# Entries provided
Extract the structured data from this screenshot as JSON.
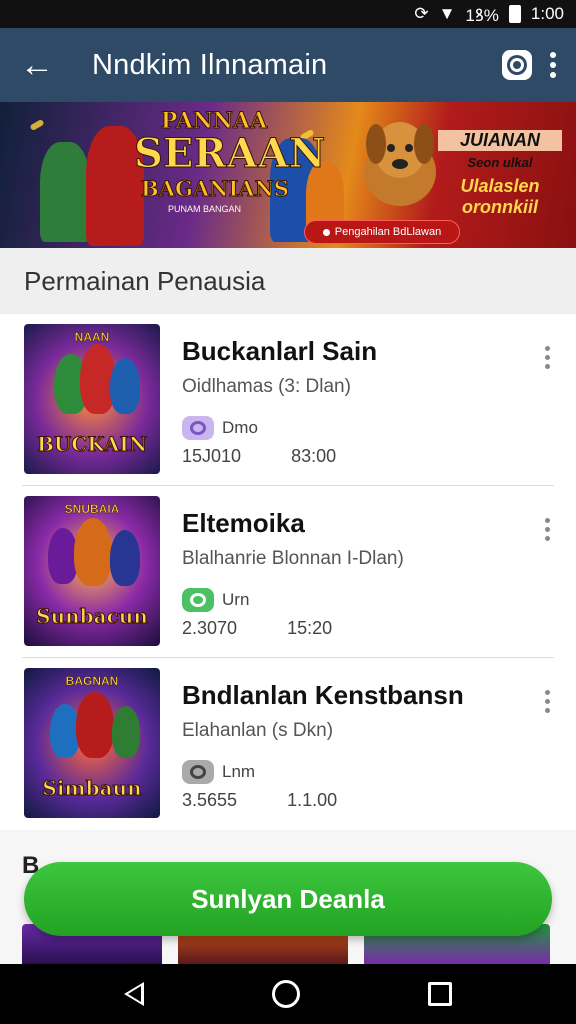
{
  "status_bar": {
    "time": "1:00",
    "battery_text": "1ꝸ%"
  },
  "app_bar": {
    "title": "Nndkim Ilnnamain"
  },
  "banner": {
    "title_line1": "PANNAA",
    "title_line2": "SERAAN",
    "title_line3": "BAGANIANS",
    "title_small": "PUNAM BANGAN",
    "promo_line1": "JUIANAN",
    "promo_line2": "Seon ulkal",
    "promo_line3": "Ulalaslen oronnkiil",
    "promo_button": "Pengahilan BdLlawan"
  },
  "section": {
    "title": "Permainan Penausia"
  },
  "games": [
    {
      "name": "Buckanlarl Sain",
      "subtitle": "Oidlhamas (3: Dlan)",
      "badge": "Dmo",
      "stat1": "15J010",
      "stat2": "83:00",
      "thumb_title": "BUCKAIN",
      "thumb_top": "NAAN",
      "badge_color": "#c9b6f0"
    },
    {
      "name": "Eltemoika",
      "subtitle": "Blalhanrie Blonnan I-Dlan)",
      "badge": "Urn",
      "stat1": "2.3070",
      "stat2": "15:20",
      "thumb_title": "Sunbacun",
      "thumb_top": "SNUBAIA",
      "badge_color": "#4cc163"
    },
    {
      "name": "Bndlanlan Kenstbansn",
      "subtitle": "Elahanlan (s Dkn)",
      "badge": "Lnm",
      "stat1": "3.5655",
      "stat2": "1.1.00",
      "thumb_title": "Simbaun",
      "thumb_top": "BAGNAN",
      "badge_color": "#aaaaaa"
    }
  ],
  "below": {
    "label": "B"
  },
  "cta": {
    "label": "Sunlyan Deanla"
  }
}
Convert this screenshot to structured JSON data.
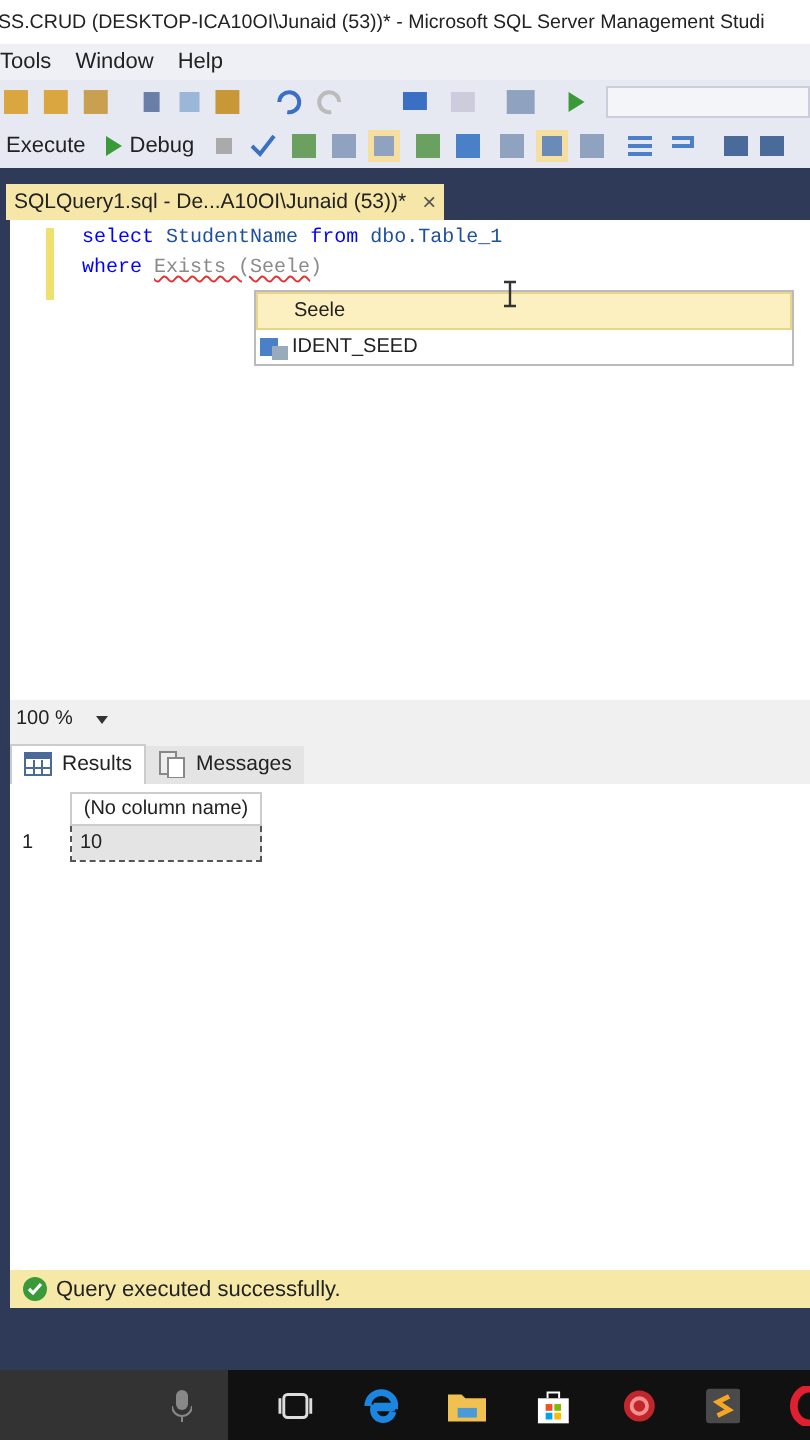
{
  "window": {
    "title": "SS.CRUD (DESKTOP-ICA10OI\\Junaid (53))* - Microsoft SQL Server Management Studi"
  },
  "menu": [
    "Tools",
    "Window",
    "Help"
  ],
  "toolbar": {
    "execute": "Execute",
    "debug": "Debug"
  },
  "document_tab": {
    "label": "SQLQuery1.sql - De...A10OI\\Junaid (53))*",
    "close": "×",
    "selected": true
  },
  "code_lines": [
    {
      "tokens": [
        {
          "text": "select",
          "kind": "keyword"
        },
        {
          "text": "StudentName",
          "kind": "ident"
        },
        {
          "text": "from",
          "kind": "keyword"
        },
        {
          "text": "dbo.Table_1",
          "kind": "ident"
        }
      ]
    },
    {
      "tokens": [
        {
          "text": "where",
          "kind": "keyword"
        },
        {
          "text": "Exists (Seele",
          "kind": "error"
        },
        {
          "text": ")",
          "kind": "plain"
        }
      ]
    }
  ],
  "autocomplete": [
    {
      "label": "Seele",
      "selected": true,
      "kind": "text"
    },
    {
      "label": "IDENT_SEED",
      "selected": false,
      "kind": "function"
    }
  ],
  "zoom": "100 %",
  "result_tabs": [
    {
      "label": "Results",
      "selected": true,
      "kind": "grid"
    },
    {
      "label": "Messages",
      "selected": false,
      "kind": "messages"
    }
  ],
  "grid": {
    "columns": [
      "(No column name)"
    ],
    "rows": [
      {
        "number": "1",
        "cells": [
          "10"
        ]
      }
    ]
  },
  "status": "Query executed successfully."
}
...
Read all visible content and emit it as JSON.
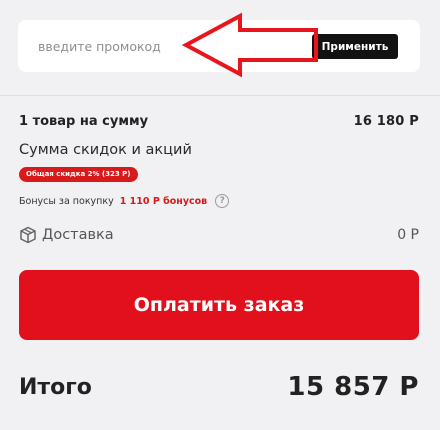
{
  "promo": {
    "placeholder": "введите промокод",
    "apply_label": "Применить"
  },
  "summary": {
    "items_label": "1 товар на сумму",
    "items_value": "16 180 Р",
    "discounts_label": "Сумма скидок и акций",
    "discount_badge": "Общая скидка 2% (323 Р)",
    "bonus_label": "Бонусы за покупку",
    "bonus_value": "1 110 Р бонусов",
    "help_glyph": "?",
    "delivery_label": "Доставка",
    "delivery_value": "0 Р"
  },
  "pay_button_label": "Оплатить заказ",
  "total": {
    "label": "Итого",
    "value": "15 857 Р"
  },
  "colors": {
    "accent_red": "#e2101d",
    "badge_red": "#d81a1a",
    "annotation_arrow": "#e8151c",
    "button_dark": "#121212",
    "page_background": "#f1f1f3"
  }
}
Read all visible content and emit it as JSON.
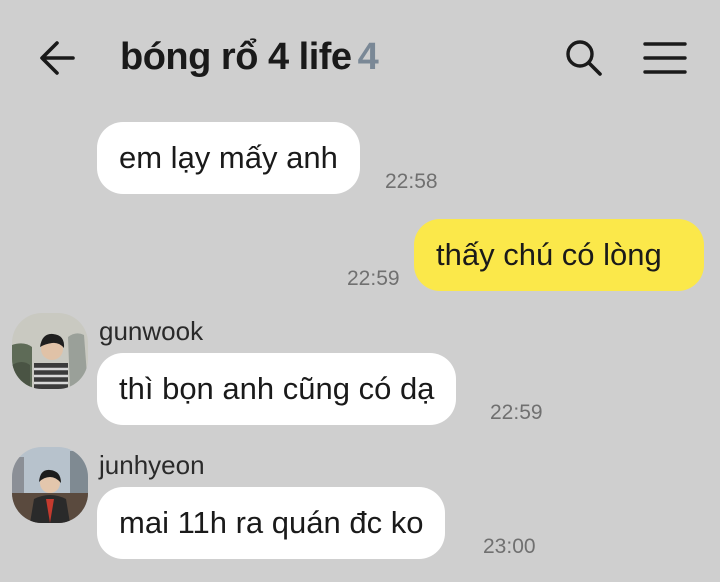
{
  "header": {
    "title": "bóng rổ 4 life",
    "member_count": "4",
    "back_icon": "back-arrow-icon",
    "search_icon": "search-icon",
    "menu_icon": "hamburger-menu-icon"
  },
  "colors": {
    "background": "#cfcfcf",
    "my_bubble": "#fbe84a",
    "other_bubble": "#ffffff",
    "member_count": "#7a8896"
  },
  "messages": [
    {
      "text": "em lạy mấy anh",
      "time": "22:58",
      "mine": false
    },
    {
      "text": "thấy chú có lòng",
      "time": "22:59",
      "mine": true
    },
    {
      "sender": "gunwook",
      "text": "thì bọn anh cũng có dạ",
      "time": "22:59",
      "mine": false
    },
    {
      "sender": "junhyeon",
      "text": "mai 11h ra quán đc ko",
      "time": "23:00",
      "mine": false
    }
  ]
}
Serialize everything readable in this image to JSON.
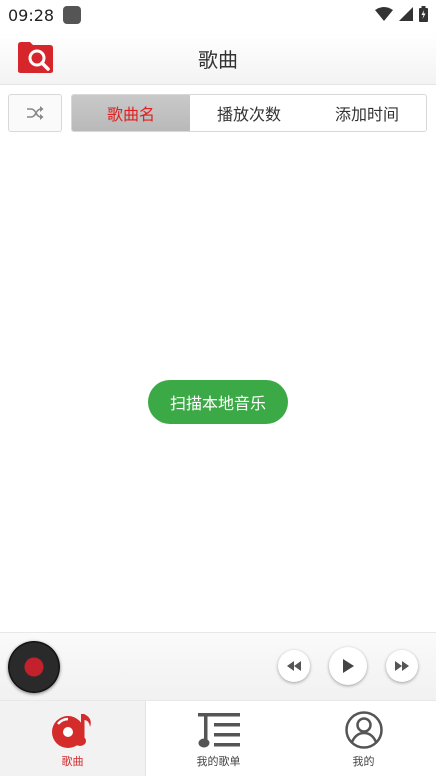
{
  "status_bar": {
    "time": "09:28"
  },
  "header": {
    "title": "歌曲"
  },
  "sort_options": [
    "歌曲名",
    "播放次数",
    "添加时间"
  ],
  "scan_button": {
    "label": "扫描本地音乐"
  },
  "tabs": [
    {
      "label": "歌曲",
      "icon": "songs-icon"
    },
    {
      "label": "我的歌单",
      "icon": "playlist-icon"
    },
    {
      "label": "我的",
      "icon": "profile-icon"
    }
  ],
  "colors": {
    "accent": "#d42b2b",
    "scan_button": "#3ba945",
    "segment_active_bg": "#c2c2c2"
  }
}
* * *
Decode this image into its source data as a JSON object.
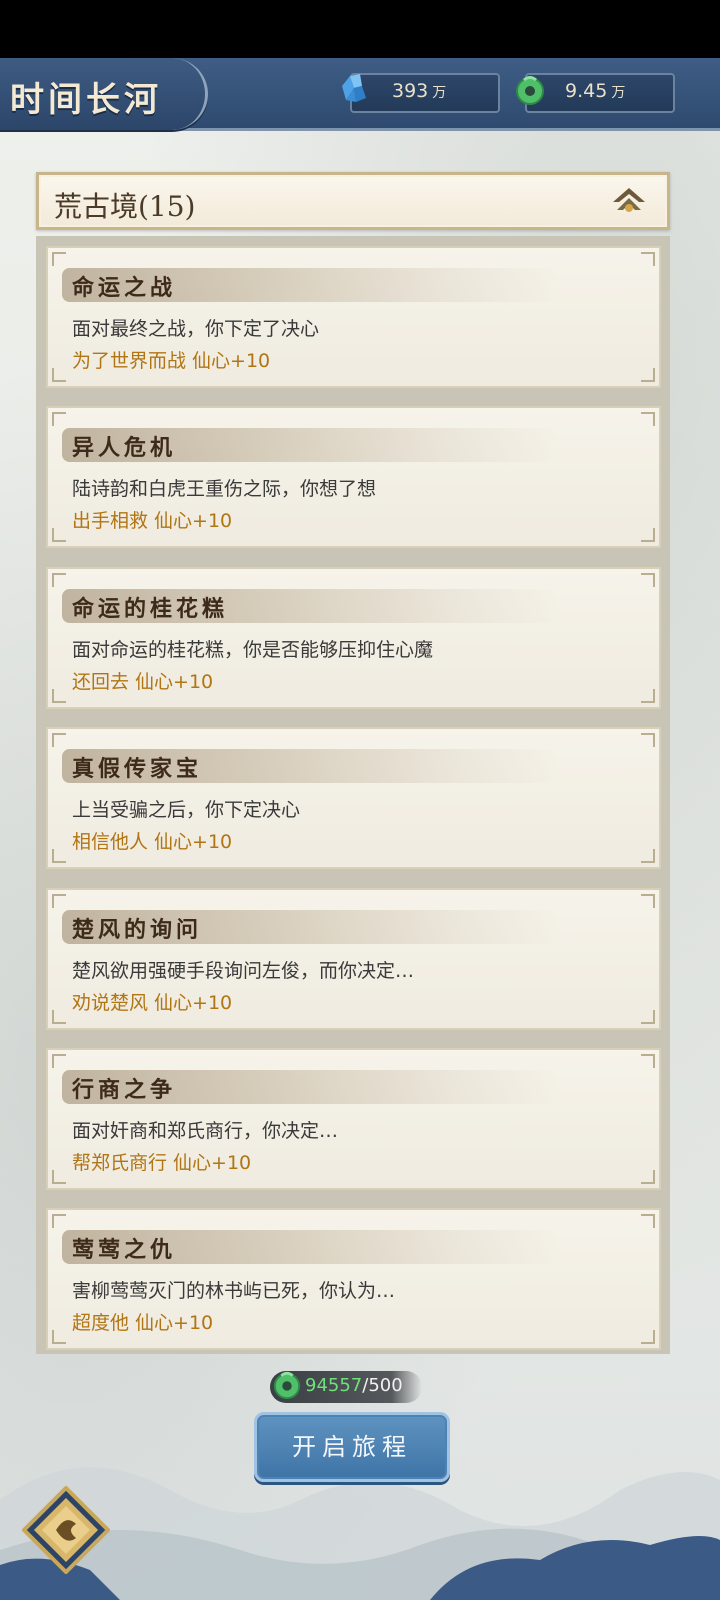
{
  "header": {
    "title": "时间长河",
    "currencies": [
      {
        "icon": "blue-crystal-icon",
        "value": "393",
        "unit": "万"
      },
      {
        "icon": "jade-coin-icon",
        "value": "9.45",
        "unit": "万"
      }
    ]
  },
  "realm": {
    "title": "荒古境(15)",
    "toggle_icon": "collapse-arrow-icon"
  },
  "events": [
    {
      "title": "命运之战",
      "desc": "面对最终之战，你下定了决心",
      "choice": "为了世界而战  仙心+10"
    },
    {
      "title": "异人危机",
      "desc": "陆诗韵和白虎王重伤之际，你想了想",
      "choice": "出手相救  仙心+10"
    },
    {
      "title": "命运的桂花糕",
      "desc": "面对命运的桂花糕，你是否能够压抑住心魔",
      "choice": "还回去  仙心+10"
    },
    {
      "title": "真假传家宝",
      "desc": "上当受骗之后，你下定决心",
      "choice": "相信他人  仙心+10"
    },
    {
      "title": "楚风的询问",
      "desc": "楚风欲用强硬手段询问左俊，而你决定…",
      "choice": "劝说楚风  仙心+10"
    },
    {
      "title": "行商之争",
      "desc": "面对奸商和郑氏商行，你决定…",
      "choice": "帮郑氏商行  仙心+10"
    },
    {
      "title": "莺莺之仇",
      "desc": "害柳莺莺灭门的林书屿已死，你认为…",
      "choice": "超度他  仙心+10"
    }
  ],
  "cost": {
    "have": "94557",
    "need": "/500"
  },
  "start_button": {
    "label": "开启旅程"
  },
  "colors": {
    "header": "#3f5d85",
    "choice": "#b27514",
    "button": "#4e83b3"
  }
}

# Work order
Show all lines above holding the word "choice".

# Answer to this problem
      "choice": "为了世界而战  仙心+10"
      "choice": "出手相救  仙心+10"
      "choice": "还回去  仙心+10"
      "choice": "相信他人  仙心+10"
      "choice": "劝说楚风  仙心+10"
      "choice": "帮郑氏商行  仙心+10"
      "choice": "超度他  仙心+10"
    "choice": "#b27514",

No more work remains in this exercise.